Capital Gains Tax (CGT) is a tax which is levied on the difference between the sale price of an asset and its original purchase price. CGT in the UK is either 18% or 28% depending on your personal circumstances, so if you’re planning on selling and buying a new property to take advantage of price drops, think about the costs associated with selling your existing property and buying again.
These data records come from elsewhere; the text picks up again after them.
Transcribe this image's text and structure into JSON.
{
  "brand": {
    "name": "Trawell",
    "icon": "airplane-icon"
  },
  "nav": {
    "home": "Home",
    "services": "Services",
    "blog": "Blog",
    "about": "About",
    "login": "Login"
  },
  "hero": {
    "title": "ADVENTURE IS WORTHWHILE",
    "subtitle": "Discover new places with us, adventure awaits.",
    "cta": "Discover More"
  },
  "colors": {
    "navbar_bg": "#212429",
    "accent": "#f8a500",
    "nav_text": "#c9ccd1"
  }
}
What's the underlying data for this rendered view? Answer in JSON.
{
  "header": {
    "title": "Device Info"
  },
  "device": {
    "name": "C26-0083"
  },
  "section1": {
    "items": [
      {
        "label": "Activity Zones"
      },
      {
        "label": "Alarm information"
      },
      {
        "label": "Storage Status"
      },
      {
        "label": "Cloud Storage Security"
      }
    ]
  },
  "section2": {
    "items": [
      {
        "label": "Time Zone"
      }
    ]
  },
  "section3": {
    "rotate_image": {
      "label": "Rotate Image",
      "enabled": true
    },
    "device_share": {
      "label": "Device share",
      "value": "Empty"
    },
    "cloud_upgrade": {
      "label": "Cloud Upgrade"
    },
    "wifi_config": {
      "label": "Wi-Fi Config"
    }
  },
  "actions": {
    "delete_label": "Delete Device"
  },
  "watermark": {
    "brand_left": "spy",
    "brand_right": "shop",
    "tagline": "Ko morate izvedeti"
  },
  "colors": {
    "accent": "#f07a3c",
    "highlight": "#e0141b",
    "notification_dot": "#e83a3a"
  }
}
Selling costs, CGT, purchase costs and stamp duty charges will most likely mean you are better off simply holding your existing asset and seeing through short term price falls.

Summary

If you’re an investor with property in the UK, do not be put off by reports of prices falling.  The crucial elements that drive house price growth remain in place.  Our view is that any falls in prices will be for the short term as the fundamentals for long term price growth are stronger than ever, particularly in inner London.

We hope you have found this article useful, feel free to comment or ask any questions.  For more information on about investing in the United Kingdom check out our other articles and request your copy of our Buyers Guide to the UK [email protected]